But that didn’t stop me from being angry with myself. Now I am detoxing from years of a very masochistic relationship to writing. if we were in a relationship, me and my writing, it would surely be characterised as abusive. Write on demand! write now and it had better be good! Why do you start so late! Why do you always produce this shit? why don’t you live up to your potential? This is a crash-and-burn style of writing, and I could only bring myself to do it at the last moment, drunk on no sleep and desperation, spit spit spit it out do it now.
And then cringe in shame at the outcome, handed in missing commas and some sense. And then the flagellation would start up again. Is it any wonder we were missing trust in this relationship? With the guidance of Julia Cameron’s free writing exercises and novel ideas like “artist dates” I have started to detox. I have started to talk to “my writer” as Cameron would say, and ask what it wants.
My writer wants no internet. My writer wants loving encouragement. My writer wants low stakes. My writer wants to go dancing often. My writer wants adventure – to write on trains, in art galleries, in sleazy cafes with interesting patrons. Now I am producing writing like other people wash dishes. Regular, and sometimes messy, and rather good.

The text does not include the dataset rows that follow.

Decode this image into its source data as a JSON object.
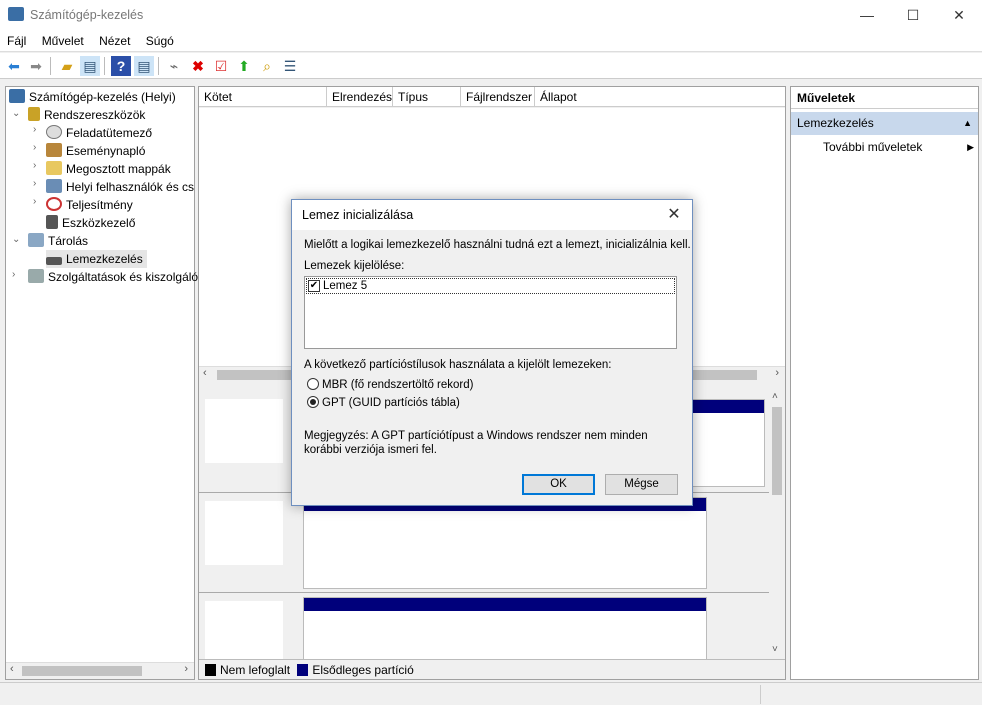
{
  "window": {
    "title": "Számítógép-kezelés",
    "minimize": "—",
    "maximize": "☐",
    "close": "✕"
  },
  "menu": [
    "Fájl",
    "Művelet",
    "Nézet",
    "Súgó"
  ],
  "toolbar": [
    "back-icon",
    "forward-icon",
    "up-folder-icon",
    "show-hide-tree-icon",
    "help-icon",
    "show-hide-action-icon",
    "connect-icon",
    "delete-icon",
    "properties-icon",
    "import-icon",
    "search-icon",
    "list-icon"
  ],
  "tree": {
    "root": "Számítógép-kezelés (Helyi)",
    "items": [
      {
        "label": "Rendszereszközök",
        "level": 1,
        "expanded": true
      },
      {
        "label": "Feladatütemező",
        "level": 2
      },
      {
        "label": "Eseménynapló",
        "level": 2
      },
      {
        "label": "Megosztott mappák",
        "level": 2
      },
      {
        "label": "Helyi felhasználók és cs",
        "level": 2
      },
      {
        "label": "Teljesítmény",
        "level": 2
      },
      {
        "label": "Eszközkezelő",
        "level": 2
      },
      {
        "label": "Tárolás",
        "level": 1,
        "expanded": true
      },
      {
        "label": "Lemezkezelés",
        "level": 2,
        "selected": true
      },
      {
        "label": "Szolgáltatások és kiszolgáló",
        "level": 1
      }
    ]
  },
  "volumes": {
    "columns": [
      "Kötet",
      "Elrendezés",
      "Típus",
      "Fájlrendszer",
      "Állapot"
    ]
  },
  "legend": [
    {
      "label": "Nem lefoglalt",
      "color": "#000000"
    },
    {
      "label": "Elsődleges partíció",
      "color": "#00007b"
    }
  ],
  "actions": {
    "header": "Műveletek",
    "section": "Lemezkezelés",
    "more": "További műveletek"
  },
  "dialog": {
    "title": "Lemez inicializálása",
    "intro": "Mielőtt a logikai lemezkezelő használni tudná ezt a lemezt, inicializálnia kell.",
    "select_label": "Lemezek kijelölése:",
    "disks": [
      {
        "label": "Lemez 5",
        "checked": true
      }
    ],
    "style_label": "A következő partícióstílusok használata a kijelölt lemezeken:",
    "options": [
      {
        "label": "MBR (fő rendszertöltő rekord)",
        "selected": false
      },
      {
        "label": "GPT (GUID partíciós tábla)",
        "selected": true
      }
    ],
    "note": "Megjegyzés: A GPT partíciótípust a Windows rendszer nem minden korábbi verziója ismeri fel.",
    "ok": "OK",
    "cancel": "Mégse"
  }
}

This part of the process is so subtle its hard to describe. Living with ADD is not (just) about concentration and planning schedules. Much more than that, for me its been about this laying down of arms, calling off the fight. The peace of that is so sweet it makes me marvel every day.